Britain's financial consumer watchdog said in a statement that failed to inform its customers clearly of their rights after the bank miscalculated mortgage repayments that left approximately 22,000 accounts with shortfalls by the end of the agreed terms.
The FCA approved the a plan by Clydesdale, which is owned by National Australia Bank, to compensate all those who underpaid on their mortgages as a result and write to other affected customers.
"For most people mortgage payments are their biggest monthly outgoing and we all budget on the assumption that the information our mortgage lender gives us about what we need to pay is correct," said Tracey McDermott, the FCA's director of enforcement and financial crime.
"Here Clydesdale failed in that basic duty and, when it discovered the problem, sought to pass all of the consequences on to its customers - expecting them to find the money to remedy mistakes which were entirely of Clydesdale's making.
"Firms must put the interests of customers at the heart of their business if we are to restore trust and confidence in financial services.
Clydesdale is today paying the price for its decision to put its bottom line ahead of the need to ensure its customers were treated fairly."
The FCA said that in April 2009 Clydesdale discovered an error in how it had calculated mortgage repayments for customers with variable rate mortgages and was then only corrected a year later.

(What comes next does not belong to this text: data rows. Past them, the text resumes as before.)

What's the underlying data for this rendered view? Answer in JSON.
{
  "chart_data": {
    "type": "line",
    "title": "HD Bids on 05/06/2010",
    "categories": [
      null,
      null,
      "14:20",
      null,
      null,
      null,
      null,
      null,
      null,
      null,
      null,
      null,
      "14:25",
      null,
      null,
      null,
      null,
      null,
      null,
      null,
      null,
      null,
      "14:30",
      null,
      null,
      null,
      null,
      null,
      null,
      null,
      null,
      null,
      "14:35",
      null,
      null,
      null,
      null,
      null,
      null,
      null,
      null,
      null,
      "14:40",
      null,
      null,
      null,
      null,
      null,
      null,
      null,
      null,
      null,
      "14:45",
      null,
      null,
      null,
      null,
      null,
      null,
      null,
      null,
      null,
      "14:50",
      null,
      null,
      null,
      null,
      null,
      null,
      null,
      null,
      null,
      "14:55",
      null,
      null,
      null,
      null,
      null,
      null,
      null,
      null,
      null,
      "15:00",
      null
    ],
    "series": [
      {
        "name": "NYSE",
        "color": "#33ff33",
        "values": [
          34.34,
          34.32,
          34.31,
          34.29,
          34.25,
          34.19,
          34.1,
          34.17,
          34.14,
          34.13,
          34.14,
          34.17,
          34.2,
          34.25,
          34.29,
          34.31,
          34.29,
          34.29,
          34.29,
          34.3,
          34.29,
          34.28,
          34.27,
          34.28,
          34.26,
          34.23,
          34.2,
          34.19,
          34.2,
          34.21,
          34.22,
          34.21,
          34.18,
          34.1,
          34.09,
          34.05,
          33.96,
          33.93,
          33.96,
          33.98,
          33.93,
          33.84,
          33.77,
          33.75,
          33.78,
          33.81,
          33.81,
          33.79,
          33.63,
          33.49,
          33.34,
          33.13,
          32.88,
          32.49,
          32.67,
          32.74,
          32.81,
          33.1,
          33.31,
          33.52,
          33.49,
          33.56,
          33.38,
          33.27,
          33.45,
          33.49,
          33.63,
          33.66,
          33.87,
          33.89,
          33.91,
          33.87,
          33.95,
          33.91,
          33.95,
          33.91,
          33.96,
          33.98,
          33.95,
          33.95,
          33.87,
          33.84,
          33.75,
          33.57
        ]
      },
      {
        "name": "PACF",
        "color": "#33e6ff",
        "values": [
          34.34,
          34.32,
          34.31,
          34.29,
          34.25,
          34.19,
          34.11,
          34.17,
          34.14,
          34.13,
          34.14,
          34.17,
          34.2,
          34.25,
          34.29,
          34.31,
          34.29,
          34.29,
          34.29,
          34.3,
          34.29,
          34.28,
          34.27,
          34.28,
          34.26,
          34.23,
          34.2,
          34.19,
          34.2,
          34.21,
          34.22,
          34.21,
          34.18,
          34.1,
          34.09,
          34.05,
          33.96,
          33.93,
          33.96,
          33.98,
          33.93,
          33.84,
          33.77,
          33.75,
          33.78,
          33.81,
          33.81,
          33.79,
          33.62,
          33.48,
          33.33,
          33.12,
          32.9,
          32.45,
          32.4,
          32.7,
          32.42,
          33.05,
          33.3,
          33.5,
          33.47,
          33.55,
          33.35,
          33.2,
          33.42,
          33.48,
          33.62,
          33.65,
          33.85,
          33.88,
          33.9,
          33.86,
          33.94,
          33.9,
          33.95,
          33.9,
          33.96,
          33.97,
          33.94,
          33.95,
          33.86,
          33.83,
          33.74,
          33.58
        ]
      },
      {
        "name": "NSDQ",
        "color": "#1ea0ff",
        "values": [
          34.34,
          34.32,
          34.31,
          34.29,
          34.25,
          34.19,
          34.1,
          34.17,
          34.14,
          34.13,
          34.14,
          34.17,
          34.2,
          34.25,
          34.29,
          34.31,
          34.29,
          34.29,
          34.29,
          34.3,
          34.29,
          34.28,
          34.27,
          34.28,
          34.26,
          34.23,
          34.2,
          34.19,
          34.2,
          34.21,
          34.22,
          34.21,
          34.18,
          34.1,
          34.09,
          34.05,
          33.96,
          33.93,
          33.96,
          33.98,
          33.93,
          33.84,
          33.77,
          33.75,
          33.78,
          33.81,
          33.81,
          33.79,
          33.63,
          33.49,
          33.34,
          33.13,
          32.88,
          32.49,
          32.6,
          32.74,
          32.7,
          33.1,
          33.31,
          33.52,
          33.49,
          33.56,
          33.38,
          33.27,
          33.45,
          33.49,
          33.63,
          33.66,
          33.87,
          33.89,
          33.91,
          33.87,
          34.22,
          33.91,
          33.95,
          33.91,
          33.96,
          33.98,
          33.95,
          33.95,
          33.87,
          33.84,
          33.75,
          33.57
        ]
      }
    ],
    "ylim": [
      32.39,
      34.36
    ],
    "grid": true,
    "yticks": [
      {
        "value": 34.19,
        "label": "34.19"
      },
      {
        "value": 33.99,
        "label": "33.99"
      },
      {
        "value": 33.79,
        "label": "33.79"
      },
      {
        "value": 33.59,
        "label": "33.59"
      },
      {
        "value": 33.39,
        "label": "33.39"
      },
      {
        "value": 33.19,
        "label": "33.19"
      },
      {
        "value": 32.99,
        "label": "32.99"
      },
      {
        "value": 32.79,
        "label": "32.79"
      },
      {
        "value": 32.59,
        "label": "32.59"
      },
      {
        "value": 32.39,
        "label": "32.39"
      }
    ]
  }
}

The regulator said 22,000 customers then faced unexpected increases in their monthly repayments both to correct the error and to make up for their shortfalls.
In total there was a £21.2m (€25.2m, $34m) shortfall in Clydesdale mortgages, with customers who underpaid left with mortgage balances higher than they should have been, it added.
The shortfalls range from under £20 to over £18,000, with an average of £970.
"After discovering the error, Clydesdale contacted customers and set up a dedicated call centre to deal with any queries," said the FCA.
"However, in seeking repayment from customers as a priority, it wrongly sought to balance its own commercial interests against the requirement to treat customers fairly.
Letters the bank sent to customers suggested that they had no alternative but to bring their repayments up to date."
The regulator ruled that Clydesdale will now have to write to all customers who were affected by the error who did not receive compensation following the bank's original communication exercise.